What the exercise asks:
Go through the data below. Pull out every line that has the word "label".

Exercise data:
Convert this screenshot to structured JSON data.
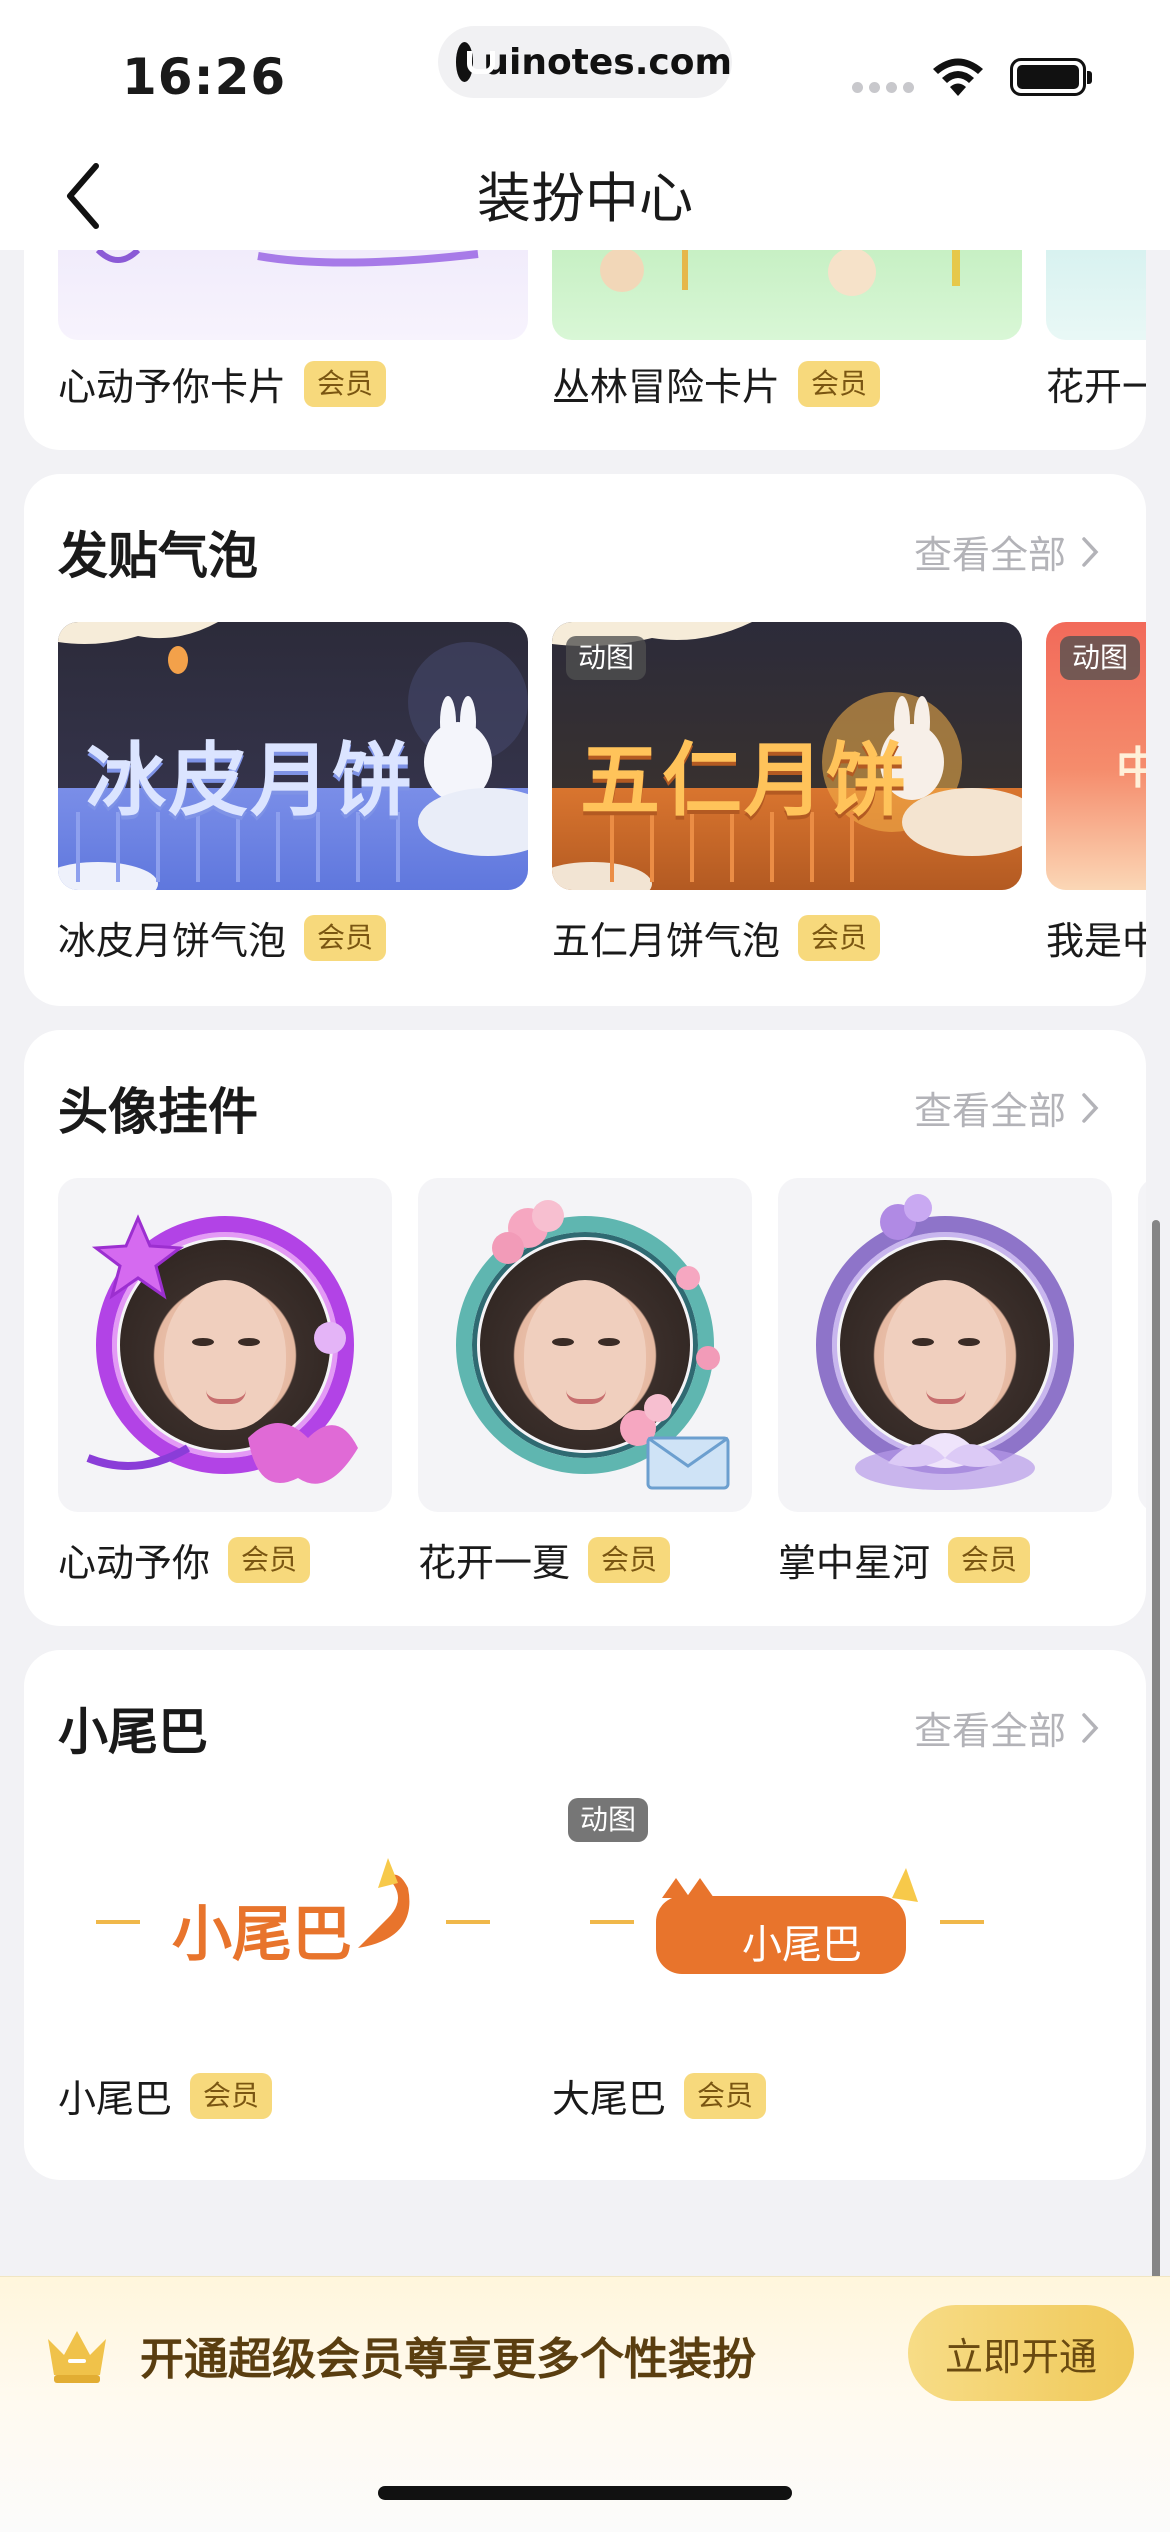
{
  "status_bar": {
    "time": "16:26",
    "url": "uinotes.com"
  },
  "nav": {
    "title": "装扮中心"
  },
  "cards_section": {
    "items": [
      {
        "label": "心动予你卡片",
        "badge": "会员"
      },
      {
        "label": "丛林冒险卡片",
        "badge": "会员"
      },
      {
        "label": "花开一"
      }
    ]
  },
  "bubble_section": {
    "title": "发贴气泡",
    "view_all": "查看全部",
    "items": [
      {
        "art_text": "冰皮月饼",
        "label": "冰皮月饼气泡",
        "badge": "会员"
      },
      {
        "art_text": "五仁月饼",
        "label": "五仁月饼气泡",
        "badge": "会员",
        "tag": "动图"
      },
      {
        "label": "我是中",
        "tag": "动图",
        "art_text": "中"
      }
    ]
  },
  "avatar_section": {
    "title": "头像挂件",
    "view_all": "查看全部",
    "items": [
      {
        "label": "心动予你",
        "badge": "会员"
      },
      {
        "label": "花开一夏",
        "badge": "会员"
      },
      {
        "label": "掌中星河",
        "badge": "会员"
      }
    ]
  },
  "tail_section": {
    "title": "小尾巴",
    "view_all": "查看全部",
    "items": [
      {
        "art_text": "小尾巴",
        "label": "小尾巴",
        "badge": "会员"
      },
      {
        "art_text": "小尾巴",
        "label": "大尾巴",
        "badge": "会员",
        "tag": "动图"
      }
    ]
  },
  "vip_bar": {
    "text": "开通超级会员尊享更多个性装扮",
    "button": "立即开通"
  },
  "colors": {
    "accent_gold": "#f7d97c",
    "page_bg": "#f2f2f5",
    "tail_orange": "#e8742c"
  }
}
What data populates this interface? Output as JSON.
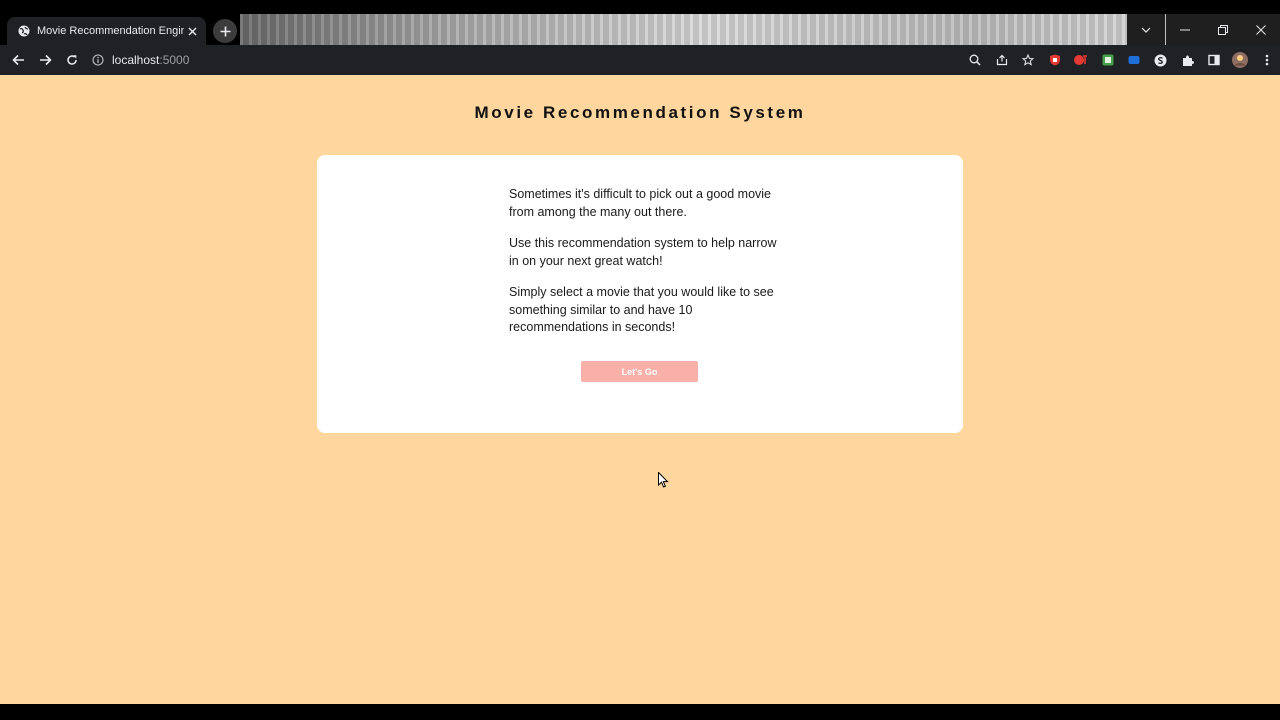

Response to the task:
        "label": "心动予你卡片",
        "label": "丛林冒险卡片",
        "label": "花开一"
        "label": "冰皮月饼气泡",
        "label": "五仁月饼气泡",
        "label": "我是中",
        "label": "心动予你",
        "label": "花开一夏",
        "label": "掌中星河",
        "label": "小尾巴",
        "label": "大尾巴",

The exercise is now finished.